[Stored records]

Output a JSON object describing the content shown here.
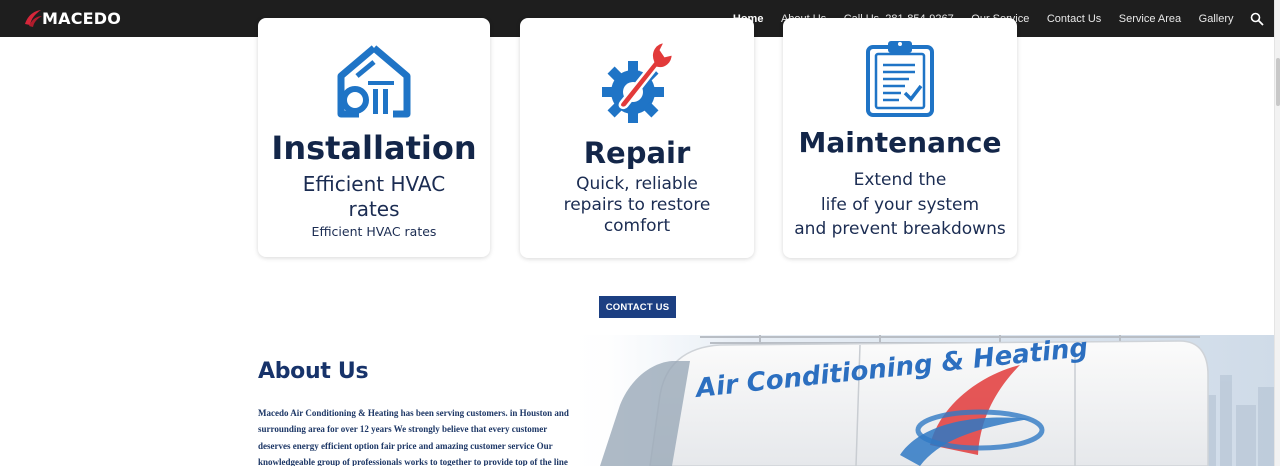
{
  "brand": {
    "name": "MACEDO",
    "accent": "#d6263a"
  },
  "nav": {
    "items": [
      {
        "label": "Home",
        "active": true
      },
      {
        "label": "About Us",
        "active": false
      },
      {
        "label": "Call Us. 281-854-9267",
        "active": false
      },
      {
        "label": "Our Service",
        "active": false
      },
      {
        "label": "Contact Us",
        "active": false
      },
      {
        "label": "Service Area",
        "active": false
      },
      {
        "label": "Gallery",
        "active": false
      }
    ],
    "search_icon": "search-icon"
  },
  "services": [
    {
      "icon": "house-icon",
      "title": "Installation",
      "desc_lines": [
        "Efficient HVAC",
        "rates"
      ],
      "sub": "Efficient HVAC rates"
    },
    {
      "icon": "wrench-gear-icon",
      "title": "Repair",
      "desc_lines": [
        "Quick, reliable",
        "repairs to restore",
        "comfort"
      ]
    },
    {
      "icon": "clipboard-icon",
      "title": "Maintenance",
      "desc_lines": [
        "Extend the",
        "life of your system",
        "and prevent breakdowns"
      ]
    }
  ],
  "contact_button": "CONTACT US",
  "about": {
    "heading": "About Us",
    "body_lines": [
      "Macedo Air Conditioning & Heating has been serving customers. in Houston and",
      "surrounding area for over 12 years We strongly believe that every customer",
      "deserves energy efficient option fair price and amazing customer service Our",
      "knowledgeable group of professionals works to together to provide top of the line"
    ],
    "van_text": "Air Conditioning & Heating"
  },
  "colors": {
    "navy": "#17336a",
    "button": "#1c3f82",
    "icon_blue": "#1f74c6",
    "icon_red": "#e23a3a"
  }
}
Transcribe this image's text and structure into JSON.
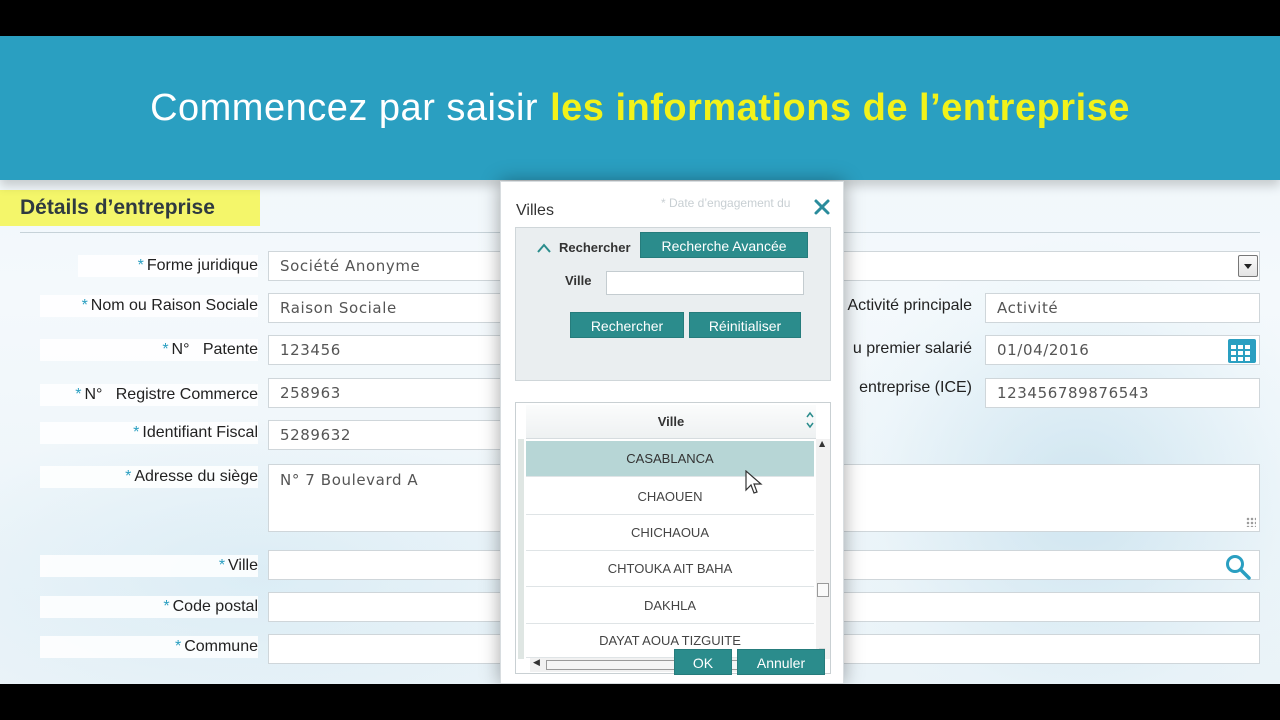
{
  "banner": {
    "text_plain": "Commencez par saisir",
    "text_highlight": "les informations de l’entreprise"
  },
  "section": {
    "title": "Détails d’entreprise"
  },
  "form": {
    "required_mark": "*",
    "forme_juridique": {
      "label": "Forme juridique",
      "value": "Société Anonyme"
    },
    "raison_sociale": {
      "label": "Nom ou Raison Sociale",
      "value": "Raison Sociale"
    },
    "patente": {
      "label": "N°   Patente",
      "value": "123456"
    },
    "registre_commerce": {
      "label": "N°   Registre Commerce",
      "value": "258963"
    },
    "identifiant_fiscal": {
      "label": "Identifiant Fiscal",
      "value": "5289632"
    },
    "adresse": {
      "label": "Adresse du siège",
      "value": "N° 7 Boulevard A"
    },
    "ville": {
      "label": "Ville",
      "value": ""
    },
    "code_postal": {
      "label": "Code postal",
      "value": ""
    },
    "commune": {
      "label": "Commune",
      "value": ""
    },
    "activite": {
      "label": "Activité principale",
      "value": "Activité"
    },
    "premier_salarie": {
      "label": "u premier salarié",
      "value": "01/04/2016"
    },
    "ice": {
      "label": "entreprise (ICE)",
      "value": "123456789876543"
    }
  },
  "dialog": {
    "title": "Villes",
    "ghost_text": "* Date d’engagement du",
    "search_toggle": "Rechercher",
    "advanced_button": "Recherche Avancée",
    "ville_label": "Ville",
    "ville_value": "",
    "search_button": "Rechercher",
    "reset_button": "Réinitialiser",
    "grid_header": "Ville",
    "rows": [
      "CASABLANCA",
      "CHAOUEN",
      "CHICHAOUA",
      "CHTOUKA AIT BAHA",
      "DAKHLA",
      "DAYAT AOUA TIZGUITE"
    ],
    "selected_index": 0,
    "ok_button": "OK",
    "cancel_button": "Annuler"
  },
  "icons": {
    "select": "chevron-down-icon",
    "date": "calendar-icon",
    "ville_search": "search-icon",
    "close": "close-icon",
    "collapse": "chevron-up-icon",
    "sort": "sort-icon",
    "cursor": "mouse-pointer-icon"
  },
  "colors": {
    "banner": "#2a9fc1",
    "highlight": "#f2f21a",
    "section_bg": "#f4f66a",
    "button": "#2b8c8c",
    "selected_row": "#b7d6d6",
    "required": "#2a9fc1"
  }
}
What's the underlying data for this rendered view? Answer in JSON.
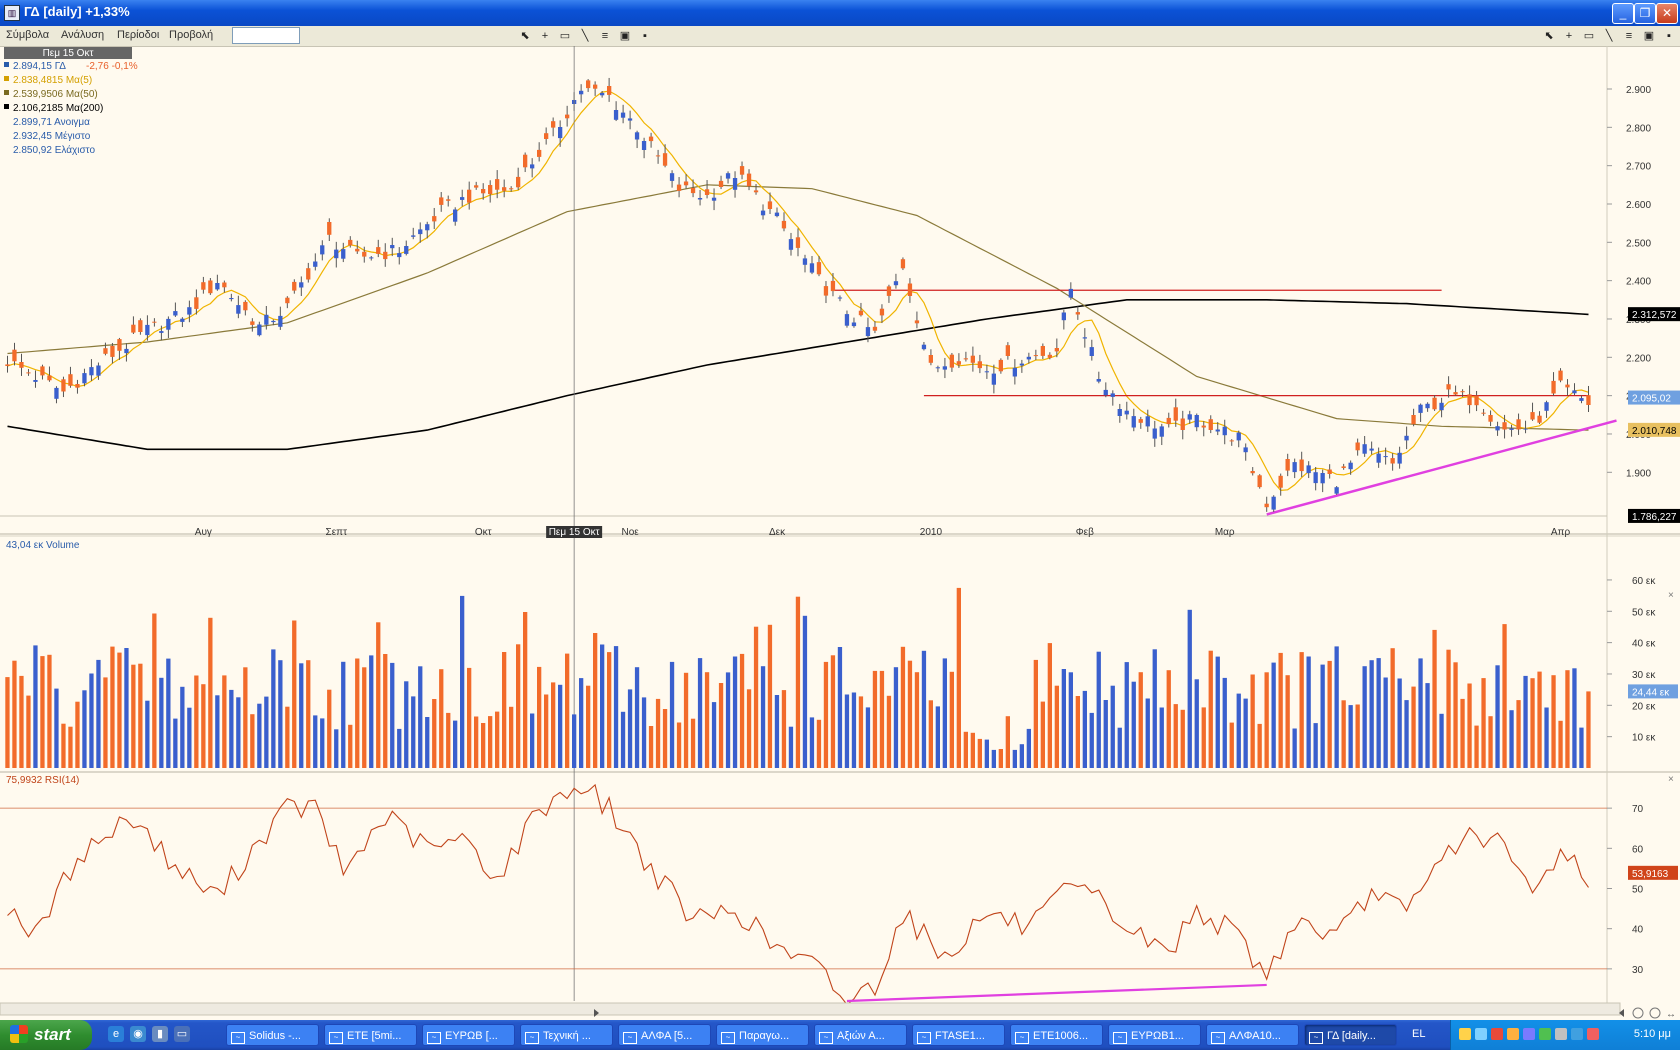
{
  "window": {
    "title": "ΓΔ [daily] +1,33%",
    "icon": "chart-window-icon",
    "buttons": [
      "minimize-icon",
      "restore-icon",
      "close-icon"
    ]
  },
  "menu": {
    "items": [
      "Σύμβολα",
      "Ανάλυση",
      "Περίοδοι",
      "Προβολή"
    ],
    "symbol_value": ""
  },
  "toolbar": {
    "icons": [
      "cursor-icon",
      "crosshair-icon",
      "rectangle-icon",
      "line-icon",
      "list-icon",
      "chart-icon",
      "save-icon"
    ]
  },
  "legend": {
    "date": "Πεμ 15 Οκτ",
    "rows": [
      {
        "text": "2.894,15 ΓΔ",
        "extra": "-2,76 -0,1%",
        "color": "#2a5caa",
        "extracolor": "#e8602c"
      },
      {
        "text": "2.838,4815 Μα(5)",
        "color": "#d4a000"
      },
      {
        "text": "2.539,9506 Μα(50)",
        "color": "#7a6a20"
      },
      {
        "text": "2.106,2185 Μα(200)",
        "color": "#000000"
      },
      {
        "text": "2.899,71 Ανοιγμα",
        "color": "#2a5caa"
      },
      {
        "text": "2.932,45 Μέγιστο",
        "color": "#2a5caa"
      },
      {
        "text": "2.850,92 Ελάχιστο",
        "color": "#2a5caa"
      }
    ]
  },
  "colors": {
    "up": "#3a5fcd",
    "down": "#f26b2a",
    "ma5": "#f0b400",
    "ma50": "#8a7a3a",
    "ma200": "#000000",
    "rsi": "#c0441a",
    "trend": "#e040e0",
    "level": "#d02020",
    "bg": "#fffaef"
  },
  "chart_data": [
    {
      "type": "candlestick",
      "title": "ΓΔ [daily]",
      "x_labels": [
        "Αυγ",
        "Σεπτ",
        "Οκτ",
        "Νοε",
        "Δεκ",
        "2010",
        "Φεβ",
        "Μαρ",
        "Απρ"
      ],
      "crosshair_date": "Πεμ 15 Οκτ",
      "y_ticks": [
        1900,
        2000,
        2100,
        2200,
        2300,
        2400,
        2500,
        2600,
        2700,
        2800,
        2900
      ],
      "y_tick_labels": [
        "1.900",
        "2.000",
        "2.100",
        "2.200",
        "2.300",
        "2.400",
        "2.500",
        "2.600",
        "2.700",
        "2.800",
        "2.900"
      ],
      "ylim": [
        1786,
        2960
      ],
      "last_labels": [
        {
          "text": "2.312,572",
          "value": 2312.6,
          "bg": "#000000",
          "fg": "#ffffff"
        },
        {
          "text": "2.095,02",
          "value": 2095,
          "bg": "#6fa0e0",
          "fg": "#ffffff"
        },
        {
          "text": "2.010,748",
          "value": 2010.7,
          "bg": "#e8c060",
          "fg": "#000000"
        },
        {
          "text": "1.786,227",
          "value": 1786.2,
          "bg": "#000000",
          "fg": "#ffffff"
        }
      ],
      "close_keypoints": [
        [
          0,
          2190
        ],
        [
          8,
          2110
        ],
        [
          12,
          2170
        ],
        [
          20,
          2270
        ],
        [
          26,
          2320
        ],
        [
          30,
          2400
        ],
        [
          36,
          2280
        ],
        [
          40,
          2330
        ],
        [
          46,
          2510
        ],
        [
          50,
          2460
        ],
        [
          56,
          2480
        ],
        [
          62,
          2580
        ],
        [
          66,
          2620
        ],
        [
          72,
          2640
        ],
        [
          78,
          2780
        ],
        [
          82,
          2900
        ],
        [
          86,
          2880
        ],
        [
          90,
          2800
        ],
        [
          96,
          2640
        ],
        [
          100,
          2620
        ],
        [
          104,
          2680
        ],
        [
          110,
          2560
        ],
        [
          116,
          2400
        ],
        [
          120,
          2320
        ],
        [
          124,
          2260
        ],
        [
          128,
          2440
        ],
        [
          132,
          2170
        ],
        [
          136,
          2200
        ],
        [
          140,
          2170
        ],
        [
          146,
          2200
        ],
        [
          150,
          2220
        ],
        [
          152,
          2380
        ],
        [
          156,
          2150
        ],
        [
          160,
          2060
        ],
        [
          166,
          2010
        ],
        [
          170,
          2040
        ],
        [
          176,
          1990
        ],
        [
          180,
          1820
        ],
        [
          184,
          1920
        ],
        [
          190,
          1880
        ],
        [
          194,
          1960
        ],
        [
          198,
          1920
        ],
        [
          202,
          2060
        ],
        [
          206,
          2100
        ],
        [
          210,
          2090
        ],
        [
          214,
          2010
        ],
        [
          218,
          2020
        ],
        [
          222,
          2120
        ],
        [
          226,
          2080
        ]
      ],
      "ma200_keypoints": [
        [
          0,
          2020
        ],
        [
          20,
          1960
        ],
        [
          40,
          1960
        ],
        [
          60,
          2010
        ],
        [
          80,
          2100
        ],
        [
          100,
          2180
        ],
        [
          120,
          2240
        ],
        [
          140,
          2300
        ],
        [
          160,
          2350
        ],
        [
          180,
          2350
        ],
        [
          200,
          2340
        ],
        [
          226,
          2312
        ]
      ],
      "ma50_keypoints": [
        [
          0,
          2210
        ],
        [
          20,
          2240
        ],
        [
          40,
          2290
        ],
        [
          60,
          2420
        ],
        [
          80,
          2580
        ],
        [
          100,
          2650
        ],
        [
          115,
          2640
        ],
        [
          130,
          2570
        ],
        [
          150,
          2380
        ],
        [
          170,
          2150
        ],
        [
          190,
          2040
        ],
        [
          205,
          2020
        ],
        [
          226,
          2010
        ]
      ],
      "hlines": [
        {
          "value": 2375,
          "from": 118,
          "to": 205
        },
        {
          "value": 2100,
          "from": 131,
          "to": 226
        }
      ],
      "trendline": {
        "x1": 180,
        "y1": 1790,
        "x2": 230,
        "y2": 2035
      }
    },
    {
      "type": "bar",
      "title": "Volume",
      "legend": "43,04 εκ Volume",
      "y_ticks": [
        10,
        20,
        30,
        40,
        50,
        60
      ],
      "y_tick_labels": [
        "10 εκ",
        "20 εκ",
        "30 εκ",
        "40 εκ",
        "50 εκ",
        "60 εκ"
      ],
      "ylim": [
        0,
        67
      ],
      "last_label": {
        "text": "24,44 εκ",
        "value": 24.44
      }
    },
    {
      "type": "line",
      "title": "RSI(14)",
      "legend": "75,9932 RSI(14)",
      "y_ticks": [
        30,
        40,
        50,
        60,
        70
      ],
      "ylim": [
        22,
        78
      ],
      "reference_lines": [
        30,
        70
      ],
      "last_label": {
        "text": "53,9163",
        "value": 53.9
      },
      "rsi_keypoints": [
        [
          0,
          46
        ],
        [
          4,
          38
        ],
        [
          10,
          58
        ],
        [
          18,
          68
        ],
        [
          24,
          55
        ],
        [
          30,
          48
        ],
        [
          36,
          62
        ],
        [
          40,
          70
        ],
        [
          44,
          70
        ],
        [
          48,
          54
        ],
        [
          54,
          68
        ],
        [
          60,
          60
        ],
        [
          66,
          62
        ],
        [
          70,
          52
        ],
        [
          76,
          70
        ],
        [
          82,
          76
        ],
        [
          86,
          70
        ],
        [
          92,
          55
        ],
        [
          98,
          42
        ],
        [
          104,
          45
        ],
        [
          110,
          35
        ],
        [
          116,
          30
        ],
        [
          120,
          22
        ],
        [
          124,
          26
        ],
        [
          128,
          44
        ],
        [
          134,
          33
        ],
        [
          140,
          44
        ],
        [
          146,
          40
        ],
        [
          152,
          50
        ],
        [
          156,
          47
        ],
        [
          160,
          40
        ],
        [
          166,
          34
        ],
        [
          170,
          45
        ],
        [
          176,
          38
        ],
        [
          180,
          28
        ],
        [
          184,
          42
        ],
        [
          190,
          38
        ],
        [
          196,
          50
        ],
        [
          200,
          43
        ],
        [
          206,
          60
        ],
        [
          210,
          64
        ],
        [
          214,
          60
        ],
        [
          218,
          48
        ],
        [
          222,
          60
        ],
        [
          226,
          53
        ]
      ],
      "divergence_line": {
        "x1": 120,
        "y1": 22,
        "x2": 180,
        "y2": 26
      }
    }
  ],
  "taskbar": {
    "start_label": "start",
    "tasks": [
      "Solidus -...",
      "ETE [5mi...",
      "ΕΥΡΩΒ [...",
      "Τεχνική ...",
      "ΑΛΦΑ [5...",
      "Παραγω...",
      "Αξιών Α...",
      "FTASE1...",
      "ETE1006...",
      "ΕΥΡΩΒ1...",
      "ΑΛΦΑ10...",
      "ΓΔ [daily..."
    ],
    "active_index": 11,
    "lang": "EL",
    "clock": "5:10 μμ"
  }
}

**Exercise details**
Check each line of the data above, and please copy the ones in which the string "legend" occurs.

**Answer section**
  "legend": {
      "legend": "43,04 εκ Volume",
      "legend": "75,9932 RSI(14)",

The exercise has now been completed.